→ What to work on
Give back all the data exactly, line by line.

(Items from an interface collection)
=== Section Start ===

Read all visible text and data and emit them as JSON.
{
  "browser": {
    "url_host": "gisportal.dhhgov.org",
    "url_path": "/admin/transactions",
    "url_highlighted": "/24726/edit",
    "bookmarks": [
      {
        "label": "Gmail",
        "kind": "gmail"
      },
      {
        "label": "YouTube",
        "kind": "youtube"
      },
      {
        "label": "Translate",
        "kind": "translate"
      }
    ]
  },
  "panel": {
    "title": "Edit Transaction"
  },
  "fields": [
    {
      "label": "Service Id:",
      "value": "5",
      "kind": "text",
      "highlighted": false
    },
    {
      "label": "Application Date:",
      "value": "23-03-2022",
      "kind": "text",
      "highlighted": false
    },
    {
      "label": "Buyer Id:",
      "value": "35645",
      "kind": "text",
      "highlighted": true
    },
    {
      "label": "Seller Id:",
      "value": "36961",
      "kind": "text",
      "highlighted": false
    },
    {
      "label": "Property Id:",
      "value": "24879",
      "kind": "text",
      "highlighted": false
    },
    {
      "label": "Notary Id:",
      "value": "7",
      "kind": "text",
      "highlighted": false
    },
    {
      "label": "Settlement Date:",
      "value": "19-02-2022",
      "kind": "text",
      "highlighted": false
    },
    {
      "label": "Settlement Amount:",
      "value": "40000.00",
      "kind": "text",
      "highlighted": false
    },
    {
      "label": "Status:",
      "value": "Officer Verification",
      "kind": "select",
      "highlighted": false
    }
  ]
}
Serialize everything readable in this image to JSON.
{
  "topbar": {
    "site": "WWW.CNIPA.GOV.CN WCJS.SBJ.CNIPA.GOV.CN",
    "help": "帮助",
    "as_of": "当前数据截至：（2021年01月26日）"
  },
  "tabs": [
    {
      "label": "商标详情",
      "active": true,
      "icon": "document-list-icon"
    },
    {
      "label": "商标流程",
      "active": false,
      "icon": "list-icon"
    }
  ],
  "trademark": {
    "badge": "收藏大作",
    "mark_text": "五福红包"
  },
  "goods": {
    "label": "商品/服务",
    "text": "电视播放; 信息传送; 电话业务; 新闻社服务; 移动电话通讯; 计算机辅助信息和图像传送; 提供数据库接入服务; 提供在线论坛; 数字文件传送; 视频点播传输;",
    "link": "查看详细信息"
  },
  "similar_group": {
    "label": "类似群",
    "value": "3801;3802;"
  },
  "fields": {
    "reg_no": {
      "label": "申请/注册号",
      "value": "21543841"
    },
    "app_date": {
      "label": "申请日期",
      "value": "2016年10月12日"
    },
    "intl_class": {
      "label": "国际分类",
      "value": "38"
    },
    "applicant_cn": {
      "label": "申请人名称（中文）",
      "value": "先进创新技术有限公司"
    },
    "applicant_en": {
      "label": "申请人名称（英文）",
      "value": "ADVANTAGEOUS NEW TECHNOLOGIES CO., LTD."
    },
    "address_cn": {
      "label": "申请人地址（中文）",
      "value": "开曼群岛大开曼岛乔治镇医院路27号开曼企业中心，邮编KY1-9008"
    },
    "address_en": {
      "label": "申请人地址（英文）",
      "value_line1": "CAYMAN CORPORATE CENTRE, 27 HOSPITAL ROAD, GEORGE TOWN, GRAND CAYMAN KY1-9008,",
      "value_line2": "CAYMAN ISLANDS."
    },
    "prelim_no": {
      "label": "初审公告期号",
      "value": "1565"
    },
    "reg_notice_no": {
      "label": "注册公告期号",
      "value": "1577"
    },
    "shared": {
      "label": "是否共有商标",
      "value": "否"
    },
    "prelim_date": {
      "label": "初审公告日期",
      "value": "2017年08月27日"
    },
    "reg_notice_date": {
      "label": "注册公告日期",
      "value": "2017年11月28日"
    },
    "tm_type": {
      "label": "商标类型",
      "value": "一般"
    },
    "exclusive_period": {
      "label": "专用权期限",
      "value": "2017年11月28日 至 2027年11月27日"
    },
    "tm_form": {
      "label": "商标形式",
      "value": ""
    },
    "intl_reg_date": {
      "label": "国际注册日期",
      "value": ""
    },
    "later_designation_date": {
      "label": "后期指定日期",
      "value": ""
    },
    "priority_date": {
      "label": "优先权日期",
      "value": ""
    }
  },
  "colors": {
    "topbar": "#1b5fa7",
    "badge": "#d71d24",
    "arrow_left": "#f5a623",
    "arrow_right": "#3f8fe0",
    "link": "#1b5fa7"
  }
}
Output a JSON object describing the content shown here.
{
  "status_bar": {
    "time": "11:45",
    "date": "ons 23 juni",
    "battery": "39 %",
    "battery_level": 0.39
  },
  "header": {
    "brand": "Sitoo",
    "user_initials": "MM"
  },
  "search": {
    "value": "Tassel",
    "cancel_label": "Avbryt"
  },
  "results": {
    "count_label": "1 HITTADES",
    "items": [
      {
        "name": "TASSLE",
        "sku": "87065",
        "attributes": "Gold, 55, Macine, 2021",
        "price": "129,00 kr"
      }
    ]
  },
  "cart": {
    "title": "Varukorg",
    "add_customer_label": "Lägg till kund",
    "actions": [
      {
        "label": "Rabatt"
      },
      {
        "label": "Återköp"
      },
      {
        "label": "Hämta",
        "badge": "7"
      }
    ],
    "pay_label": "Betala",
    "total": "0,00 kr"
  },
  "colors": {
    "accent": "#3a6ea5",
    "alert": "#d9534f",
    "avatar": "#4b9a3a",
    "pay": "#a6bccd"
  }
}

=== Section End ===

→ Written answer
Read all visible text and data and emit them as JSON.
{
  "browser": {
    "url_host": "gisportal.dhhgov.org",
    "url_path": "/admin/transactions",
    "url_highlighted": "/24726/edit",
    "bookmarks": [
      {
        "label": "Gmail",
        "kind": "gmail"
      },
      {
        "label": "YouTube",
        "kind": "youtube"
      },
      {
        "label": "Translate",
        "kind": "translate"
      }
    ]
  },
  "panel": {
    "title": "Edit Transaction"
  },
  "fields": [
    {
      "label": "Service Id:",
      "value": "5",
      "kind": "text",
      "highlighted": false
    },
    {
      "label": "Application Date:",
      "value": "23-03-2022",
      "kind": "text",
      "highlighted": false
    },
    {
      "label": "Buyer Id:",
      "value": "35645",
      "kind": "text",
      "highlighted": true
    },
    {
      "label": "Seller Id:",
      "value": "36961",
      "kind": "text",
      "highlighted": false
    },
    {
      "label": "Property Id:",
      "value": "24879",
      "kind": "text",
      "highlighted": false
    },
    {
      "label": "Notary Id:",
      "value": "7",
      "kind": "text",
      "highlighted": false
    },
    {
      "label": "Settlement Date:",
      "value": "19-02-2022",
      "kind": "text",
      "highlighted": false
    },
    {
      "label": "Settlement Amount:",
      "value": "40000.00",
      "kind": "text",
      "highlighted": false
    },
    {
      "label": "Status:",
      "value": "Officer Verification",
      "kind": "select",
      "highlighted": false
    }
  ]
}
Serialize everything readable in this image to JSON.
{
  "topbar": {
    "site": "WWW.CNIPA.GOV.CN WCJS.SBJ.CNIPA.GOV.CN",
    "help": "帮助",
    "as_of": "当前数据截至：（2021年01月26日）"
  },
  "tabs": [
    {
      "label": "商标详情",
      "active": true,
      "icon": "document-list-icon"
    },
    {
      "label": "商标流程",
      "active": false,
      "icon": "list-icon"
    }
  ],
  "trademark": {
    "badge": "收藏大作",
    "mark_text": "五福红包"
  },
  "goods": {
    "label": "商品/服务",
    "text": "电视播放; 信息传送; 电话业务; 新闻社服务; 移动电话通讯; 计算机辅助信息和图像传送; 提供数据库接入服务; 提供在线论坛; 数字文件传送; 视频点播传输;",
    "link": "查看详细信息"
  },
  "similar_group": {
    "label": "类似群",
    "value": "3801;3802;"
  },
  "fields": {
    "reg_no": {
      "label": "申请/注册号",
      "value": "21543841"
    },
    "app_date": {
      "label": "申请日期",
      "value": "2016年10月12日"
    },
    "intl_class": {
      "label": "国际分类",
      "value": "38"
    },
    "applicant_cn": {
      "label": "申请人名称（中文）",
      "value": "先进创新技术有限公司"
    },
    "applicant_en": {
      "label": "申请人名称（英文）",
      "value": "ADVANTAGEOUS NEW TECHNOLOGIES CO., LTD."
    },
    "address_cn": {
      "label": "申请人地址（中文）",
      "value": "开曼群岛大开曼岛乔治镇医院路27号开曼企业中心，邮编KY1-9008"
    },
    "address_en": {
      "label": "申请人地址（英文）",
      "value_line1": "CAYMAN CORPORATE CENTRE, 27 HOSPITAL ROAD, GEORGE TOWN, GRAND CAYMAN KY1-9008,",
      "value_line2": "CAYMAN ISLANDS."
    },
    "prelim_no": {
      "label": "初审公告期号",
      "value": "1565"
    },
    "reg_notice_no": {
      "label": "注册公告期号",
      "value": "1577"
    },
    "shared": {
      "label": "是否共有商标",
      "value": "否"
    },
    "prelim_date": {
      "label": "初审公告日期",
      "value": "2017年08月27日"
    },
    "reg_notice_date": {
      "label": "注册公告日期",
      "value": "2017年11月28日"
    },
    "tm_type": {
      "label": "商标类型",
      "value": "一般"
    },
    "exclusive_period": {
      "label": "专用权期限",
      "value": "2017年11月28日 至 2027年11月27日"
    },
    "tm_form": {
      "label": "商标形式",
      "value": ""
    },
    "intl_reg_date": {
      "label": "国际注册日期",
      "value": ""
    },
    "later_designation_date": {
      "label": "后期指定日期",
      "value": ""
    },
    "priority_date": {
      "label": "优先权日期",
      "value": ""
    }
  },
  "colors": {
    "topbar": "#1b5fa7",
    "badge": "#d71d24",
    "arrow_left": "#f5a623",
    "arrow_right": "#3f8fe0",
    "link": "#1b5fa7"
  }
}
Output a JSON object describing the content shown here.
{
  "status_bar": {
    "time": "11:45",
    "date": "ons 23 juni",
    "battery": "39 %",
    "battery_level": 0.39
  },
  "header": {
    "brand": "Sitoo",
    "user_initials": "MM"
  },
  "search": {
    "value": "Tassel",
    "cancel_label": "Avbryt"
  },
  "results": {
    "count_label": "1 HITTADES",
    "items": [
      {
        "name": "TASSLE",
        "sku": "87065",
        "attributes": "Gold, 55, Macine, 2021",
        "price": "129,00 kr"
      }
    ]
  },
  "cart": {
    "title": "Varukorg",
    "add_customer_label": "Lägg till kund",
    "actions": [
      {
        "label": "Rabatt"
      },
      {
        "label": "Återköp"
      },
      {
        "label": "Hämta",
        "badge": "7"
      }
    ],
    "pay_label": "Betala",
    "total": "0,00 kr"
  },
  "colors": {
    "accent": "#3a6ea5",
    "alert": "#d9534f",
    "avatar": "#4b9a3a",
    "pay": "#a6bccd"
  }
}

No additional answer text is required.